Need I pay the individual income tax in China?
Sep 23, 2012

Need I pay the individual income tax in China?

An American person had an issue regarding individual income tax with his employer. He approached me for advice on that.

It is a simple matter. The guy is hired by a newly established joint venture in HK and actually he is a minority partner in the joint venture also. The JV has business operation in China. The guy was sent to China for a few meetings for which he spent a few days in China. Upon receipt of his first month pay slip, he was indeed stunned to see that a big part, 45% of the total salary was deducted. The explanation given by the JV is that the deduction is made because of Chinese individual income tax.

The American guy was not ready for such a big cut that came out of blue. So is it correct to make this deduction in the case?

It must be a mistake.

Foreigners who don’t have domiciles in China or who don’t usually reside in China are generally not subject to Chinese individual income tax laws except that they are subject to this individual income tax only if and to the extent such income is received for his or her job or work performed within China. In regard of job or work performance carried out within China, it can be further broken down into two categories: the income earner works in China for more than 90 or 183 days; the income earner works in China less than 90 or 183 days. (Note: for those foreigners whose home countries have concluded a tax treaty on treatment of income taxes, usually 183 days applies; otherwise, 90 days applies.)

For those foreigners of the first category, if the income they receive is paid by a foreign entity and is not assumed by Chinese businesses, such income though regarded as sourced from within China is exempted from individual income tax burden. In other words, these people will only pay Chinese individual income tax on their income paid by Chinese entities for their work or job performed in China.

For those foreigners of the second category, the income they receive will be subject to Chinese individual income tax no matter where the income is paid to them.

In the case in question, the American guy has performed his job in China only for a few days, belonging to the first category foreigners, his income for his work performed (only a very small percentage of whole monthly salary) in China and paid outside China is not subject to individual income tax at all.

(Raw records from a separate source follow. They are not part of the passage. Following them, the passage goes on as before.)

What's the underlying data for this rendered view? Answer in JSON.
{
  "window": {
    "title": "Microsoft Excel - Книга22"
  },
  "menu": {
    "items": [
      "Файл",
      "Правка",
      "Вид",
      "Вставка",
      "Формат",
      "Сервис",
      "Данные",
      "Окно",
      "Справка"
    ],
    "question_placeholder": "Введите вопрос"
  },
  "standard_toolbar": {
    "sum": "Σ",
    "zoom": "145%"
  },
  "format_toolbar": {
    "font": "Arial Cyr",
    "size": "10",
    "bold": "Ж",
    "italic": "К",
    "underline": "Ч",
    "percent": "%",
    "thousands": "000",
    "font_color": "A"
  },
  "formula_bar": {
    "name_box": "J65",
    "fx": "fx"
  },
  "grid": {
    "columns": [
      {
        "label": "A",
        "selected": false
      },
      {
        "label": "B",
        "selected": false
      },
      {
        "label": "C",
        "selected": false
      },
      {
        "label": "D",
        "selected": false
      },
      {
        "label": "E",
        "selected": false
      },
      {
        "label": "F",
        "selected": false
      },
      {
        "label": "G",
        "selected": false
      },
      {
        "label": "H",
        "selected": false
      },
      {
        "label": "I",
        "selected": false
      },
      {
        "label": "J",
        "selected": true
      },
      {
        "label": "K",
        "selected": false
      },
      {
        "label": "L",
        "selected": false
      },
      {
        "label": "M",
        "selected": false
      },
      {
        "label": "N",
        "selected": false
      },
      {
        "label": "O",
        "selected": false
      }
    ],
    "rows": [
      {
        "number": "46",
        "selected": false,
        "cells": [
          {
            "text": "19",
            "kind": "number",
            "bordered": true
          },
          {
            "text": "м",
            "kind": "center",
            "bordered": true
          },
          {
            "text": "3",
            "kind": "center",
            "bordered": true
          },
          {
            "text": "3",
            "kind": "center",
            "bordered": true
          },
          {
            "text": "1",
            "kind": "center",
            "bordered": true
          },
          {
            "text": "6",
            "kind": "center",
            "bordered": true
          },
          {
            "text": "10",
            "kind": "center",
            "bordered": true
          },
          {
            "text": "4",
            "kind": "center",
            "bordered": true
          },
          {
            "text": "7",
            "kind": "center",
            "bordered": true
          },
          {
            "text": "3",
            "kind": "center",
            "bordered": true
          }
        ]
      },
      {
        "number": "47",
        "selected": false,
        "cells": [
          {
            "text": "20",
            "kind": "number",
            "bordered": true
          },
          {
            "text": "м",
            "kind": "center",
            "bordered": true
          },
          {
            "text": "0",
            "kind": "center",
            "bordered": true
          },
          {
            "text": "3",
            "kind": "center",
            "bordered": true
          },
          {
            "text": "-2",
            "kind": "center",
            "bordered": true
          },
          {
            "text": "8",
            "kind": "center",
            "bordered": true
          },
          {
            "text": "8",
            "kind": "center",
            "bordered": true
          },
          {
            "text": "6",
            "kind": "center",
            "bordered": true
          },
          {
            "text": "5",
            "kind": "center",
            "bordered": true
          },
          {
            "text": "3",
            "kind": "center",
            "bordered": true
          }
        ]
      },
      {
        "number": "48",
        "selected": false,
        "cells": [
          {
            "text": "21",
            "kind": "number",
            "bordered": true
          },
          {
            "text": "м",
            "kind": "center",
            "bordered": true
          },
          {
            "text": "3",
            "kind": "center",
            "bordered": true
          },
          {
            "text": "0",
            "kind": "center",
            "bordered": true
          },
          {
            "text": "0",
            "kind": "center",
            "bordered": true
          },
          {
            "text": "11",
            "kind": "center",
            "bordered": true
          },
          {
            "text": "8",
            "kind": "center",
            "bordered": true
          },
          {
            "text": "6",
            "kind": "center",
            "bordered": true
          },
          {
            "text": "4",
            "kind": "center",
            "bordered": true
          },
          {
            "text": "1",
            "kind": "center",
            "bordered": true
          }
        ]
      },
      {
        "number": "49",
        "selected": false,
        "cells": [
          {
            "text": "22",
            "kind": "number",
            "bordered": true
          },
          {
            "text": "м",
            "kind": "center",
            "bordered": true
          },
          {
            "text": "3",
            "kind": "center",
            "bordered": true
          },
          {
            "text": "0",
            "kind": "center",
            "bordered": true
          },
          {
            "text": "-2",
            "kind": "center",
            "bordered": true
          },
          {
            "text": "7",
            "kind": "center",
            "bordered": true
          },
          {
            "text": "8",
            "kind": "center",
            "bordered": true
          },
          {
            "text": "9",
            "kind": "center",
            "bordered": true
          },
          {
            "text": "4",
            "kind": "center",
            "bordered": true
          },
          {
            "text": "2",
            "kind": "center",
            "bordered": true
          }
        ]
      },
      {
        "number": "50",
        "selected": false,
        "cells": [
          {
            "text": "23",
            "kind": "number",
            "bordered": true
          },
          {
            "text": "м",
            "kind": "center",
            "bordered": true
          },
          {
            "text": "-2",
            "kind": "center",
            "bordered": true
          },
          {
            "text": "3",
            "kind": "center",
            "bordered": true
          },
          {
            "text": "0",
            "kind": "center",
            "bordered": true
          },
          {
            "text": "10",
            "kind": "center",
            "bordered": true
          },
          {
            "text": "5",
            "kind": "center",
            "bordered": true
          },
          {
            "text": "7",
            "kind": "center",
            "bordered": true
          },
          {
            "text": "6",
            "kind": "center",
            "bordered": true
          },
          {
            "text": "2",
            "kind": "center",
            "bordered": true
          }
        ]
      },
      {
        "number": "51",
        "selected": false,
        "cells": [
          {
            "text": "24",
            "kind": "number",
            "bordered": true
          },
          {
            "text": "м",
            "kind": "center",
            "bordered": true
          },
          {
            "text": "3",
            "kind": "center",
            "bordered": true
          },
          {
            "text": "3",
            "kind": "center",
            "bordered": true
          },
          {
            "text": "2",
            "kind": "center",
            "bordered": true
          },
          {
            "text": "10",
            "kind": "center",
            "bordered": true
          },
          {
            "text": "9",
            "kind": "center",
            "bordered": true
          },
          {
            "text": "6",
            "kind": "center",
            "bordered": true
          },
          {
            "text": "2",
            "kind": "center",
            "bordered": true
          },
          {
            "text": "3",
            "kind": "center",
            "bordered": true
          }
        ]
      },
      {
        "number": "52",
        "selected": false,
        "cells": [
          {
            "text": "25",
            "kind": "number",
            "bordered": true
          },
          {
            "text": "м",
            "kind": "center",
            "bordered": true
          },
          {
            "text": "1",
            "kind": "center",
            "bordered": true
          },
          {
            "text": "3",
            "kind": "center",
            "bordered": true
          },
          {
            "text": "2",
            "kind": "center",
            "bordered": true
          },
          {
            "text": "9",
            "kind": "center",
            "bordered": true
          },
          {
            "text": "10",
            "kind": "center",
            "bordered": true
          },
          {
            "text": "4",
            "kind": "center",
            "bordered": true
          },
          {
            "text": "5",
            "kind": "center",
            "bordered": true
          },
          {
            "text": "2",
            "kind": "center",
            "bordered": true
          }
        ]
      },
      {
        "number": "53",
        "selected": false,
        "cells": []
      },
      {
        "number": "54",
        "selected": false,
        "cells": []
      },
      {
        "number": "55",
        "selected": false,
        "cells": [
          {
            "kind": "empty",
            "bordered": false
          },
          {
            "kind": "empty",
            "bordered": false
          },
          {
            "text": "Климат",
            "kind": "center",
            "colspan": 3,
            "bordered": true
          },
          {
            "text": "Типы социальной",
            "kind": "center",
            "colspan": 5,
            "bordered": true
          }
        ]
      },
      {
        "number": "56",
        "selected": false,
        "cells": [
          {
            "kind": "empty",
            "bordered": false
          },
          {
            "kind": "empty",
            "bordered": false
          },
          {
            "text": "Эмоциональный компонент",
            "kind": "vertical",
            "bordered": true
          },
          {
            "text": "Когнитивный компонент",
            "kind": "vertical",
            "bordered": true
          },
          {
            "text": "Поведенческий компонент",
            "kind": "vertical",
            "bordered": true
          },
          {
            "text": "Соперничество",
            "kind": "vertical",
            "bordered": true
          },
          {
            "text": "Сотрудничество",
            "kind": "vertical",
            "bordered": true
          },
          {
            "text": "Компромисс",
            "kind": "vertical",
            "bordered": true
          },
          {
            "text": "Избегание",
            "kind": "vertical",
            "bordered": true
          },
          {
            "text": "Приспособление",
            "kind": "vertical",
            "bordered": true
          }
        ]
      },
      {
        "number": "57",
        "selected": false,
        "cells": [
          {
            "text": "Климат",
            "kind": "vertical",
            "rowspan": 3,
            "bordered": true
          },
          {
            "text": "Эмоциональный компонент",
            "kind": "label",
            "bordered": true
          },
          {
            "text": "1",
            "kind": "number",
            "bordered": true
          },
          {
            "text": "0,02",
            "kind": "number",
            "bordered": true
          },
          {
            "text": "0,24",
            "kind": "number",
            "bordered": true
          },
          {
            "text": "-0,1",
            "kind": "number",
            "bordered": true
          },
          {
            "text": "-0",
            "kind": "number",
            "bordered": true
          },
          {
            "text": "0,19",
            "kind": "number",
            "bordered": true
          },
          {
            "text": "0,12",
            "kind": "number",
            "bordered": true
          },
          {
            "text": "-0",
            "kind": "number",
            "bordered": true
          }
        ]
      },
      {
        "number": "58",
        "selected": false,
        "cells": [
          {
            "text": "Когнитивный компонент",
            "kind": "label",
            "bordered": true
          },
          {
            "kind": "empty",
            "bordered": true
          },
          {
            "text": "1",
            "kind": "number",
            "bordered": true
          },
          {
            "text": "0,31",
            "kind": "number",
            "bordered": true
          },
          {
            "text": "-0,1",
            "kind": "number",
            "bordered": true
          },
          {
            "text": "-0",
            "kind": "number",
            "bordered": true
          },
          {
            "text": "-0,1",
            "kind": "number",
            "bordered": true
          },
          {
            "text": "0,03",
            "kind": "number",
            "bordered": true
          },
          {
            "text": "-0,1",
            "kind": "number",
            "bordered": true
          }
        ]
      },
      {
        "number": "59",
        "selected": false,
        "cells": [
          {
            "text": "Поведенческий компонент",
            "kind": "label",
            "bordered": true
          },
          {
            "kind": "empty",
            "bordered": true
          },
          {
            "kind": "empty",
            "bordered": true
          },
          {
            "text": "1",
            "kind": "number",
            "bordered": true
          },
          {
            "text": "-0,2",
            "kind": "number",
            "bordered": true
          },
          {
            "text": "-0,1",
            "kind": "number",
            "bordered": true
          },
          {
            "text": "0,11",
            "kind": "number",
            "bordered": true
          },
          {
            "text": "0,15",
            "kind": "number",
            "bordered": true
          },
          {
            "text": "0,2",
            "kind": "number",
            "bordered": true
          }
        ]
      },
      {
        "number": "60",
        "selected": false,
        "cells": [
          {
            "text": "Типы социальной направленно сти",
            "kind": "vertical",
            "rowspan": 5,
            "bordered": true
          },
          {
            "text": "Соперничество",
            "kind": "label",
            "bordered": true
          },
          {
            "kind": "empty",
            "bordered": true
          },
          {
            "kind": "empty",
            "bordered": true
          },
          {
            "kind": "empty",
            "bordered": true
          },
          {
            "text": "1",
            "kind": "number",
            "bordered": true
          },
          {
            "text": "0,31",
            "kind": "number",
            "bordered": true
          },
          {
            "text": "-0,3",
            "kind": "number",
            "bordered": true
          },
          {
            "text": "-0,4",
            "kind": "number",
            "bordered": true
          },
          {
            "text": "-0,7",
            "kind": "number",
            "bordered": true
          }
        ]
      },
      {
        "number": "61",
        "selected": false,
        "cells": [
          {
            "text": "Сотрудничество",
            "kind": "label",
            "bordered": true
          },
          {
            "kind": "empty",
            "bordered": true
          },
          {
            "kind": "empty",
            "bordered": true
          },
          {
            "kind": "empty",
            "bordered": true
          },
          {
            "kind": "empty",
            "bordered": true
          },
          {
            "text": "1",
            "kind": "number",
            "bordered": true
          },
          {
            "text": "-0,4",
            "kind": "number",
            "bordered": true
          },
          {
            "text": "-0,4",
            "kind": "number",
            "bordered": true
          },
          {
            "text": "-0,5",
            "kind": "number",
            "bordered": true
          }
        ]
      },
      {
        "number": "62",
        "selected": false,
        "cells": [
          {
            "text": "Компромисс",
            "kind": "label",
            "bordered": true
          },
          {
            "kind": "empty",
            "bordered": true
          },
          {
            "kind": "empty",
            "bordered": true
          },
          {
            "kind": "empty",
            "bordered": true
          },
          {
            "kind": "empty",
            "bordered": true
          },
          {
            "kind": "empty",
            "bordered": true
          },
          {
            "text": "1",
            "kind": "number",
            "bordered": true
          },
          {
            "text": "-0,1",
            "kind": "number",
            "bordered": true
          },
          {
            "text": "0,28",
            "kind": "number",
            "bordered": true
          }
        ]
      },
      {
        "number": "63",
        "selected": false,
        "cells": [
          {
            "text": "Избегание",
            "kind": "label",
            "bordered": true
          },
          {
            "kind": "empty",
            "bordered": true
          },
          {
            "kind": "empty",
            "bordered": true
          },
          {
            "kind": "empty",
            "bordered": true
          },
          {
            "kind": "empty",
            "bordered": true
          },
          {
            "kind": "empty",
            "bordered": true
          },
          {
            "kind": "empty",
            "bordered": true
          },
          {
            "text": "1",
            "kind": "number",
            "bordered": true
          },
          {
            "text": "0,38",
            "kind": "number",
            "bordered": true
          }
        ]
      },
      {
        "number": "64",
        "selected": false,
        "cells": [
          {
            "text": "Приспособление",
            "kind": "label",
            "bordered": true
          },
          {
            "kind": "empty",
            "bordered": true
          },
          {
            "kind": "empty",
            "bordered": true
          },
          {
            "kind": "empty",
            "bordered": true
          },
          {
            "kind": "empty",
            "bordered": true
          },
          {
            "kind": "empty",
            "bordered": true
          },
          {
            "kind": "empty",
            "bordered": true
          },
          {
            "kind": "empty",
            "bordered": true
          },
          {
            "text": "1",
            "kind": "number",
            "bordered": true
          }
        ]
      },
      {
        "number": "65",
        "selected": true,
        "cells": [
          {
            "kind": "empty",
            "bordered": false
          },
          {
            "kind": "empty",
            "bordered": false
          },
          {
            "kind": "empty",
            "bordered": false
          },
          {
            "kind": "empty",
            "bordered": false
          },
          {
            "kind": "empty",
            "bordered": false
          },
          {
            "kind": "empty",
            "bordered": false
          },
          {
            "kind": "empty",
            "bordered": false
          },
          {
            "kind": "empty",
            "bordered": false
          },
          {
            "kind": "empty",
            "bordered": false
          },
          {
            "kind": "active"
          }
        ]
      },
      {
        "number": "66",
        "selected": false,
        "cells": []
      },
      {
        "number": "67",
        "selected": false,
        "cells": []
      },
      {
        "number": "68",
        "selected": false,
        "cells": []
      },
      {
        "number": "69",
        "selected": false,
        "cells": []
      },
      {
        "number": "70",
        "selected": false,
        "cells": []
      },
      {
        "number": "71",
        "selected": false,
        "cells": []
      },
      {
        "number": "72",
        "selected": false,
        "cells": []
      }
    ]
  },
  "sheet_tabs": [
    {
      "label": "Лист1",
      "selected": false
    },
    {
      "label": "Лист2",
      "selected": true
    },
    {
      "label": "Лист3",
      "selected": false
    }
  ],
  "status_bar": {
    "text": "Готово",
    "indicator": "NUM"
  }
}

There has been an entrenched mistake in understanding expat individual income tax in China because of linguistic problem. I have read tax analysis by a Chinese lawyer saying that a Japanese person dispatched by his company in Japan to China for marketing research work and working for more than 183 days is not subject to Chinese individual income tax laws because he was not hired by any Chinese entity. This mistaken understanding is given rise to because the writer arrived at this understanding  based on reading only the Chinese version of relevant tax treaty in which the word “shou gu” in Chinese, a translation from other languages saying “employment is exercised”, means literally “hired by”.  Such linguistic difference can leave to absurd legal advice. Expats seeking legal advice on such issues will be better served if they approach bilingual attorneys instead of those that can speak Chinese language only.


  1. Marina says:

    Hi, did your explanation of individual taxes per category refer to
    “the income earner works in China for more than 90 or 183 days” as category one
    and “the income earner works in China less than 90 or 183 days” as category two?

    1. Jason Tian says:

      Yes, Marina, you are correct. Time of stay in China affect greatly the tax status of expat income earners in China. As explained in the post, unless the home country of the expat has entered into a tax treaty with China, 90 days applies.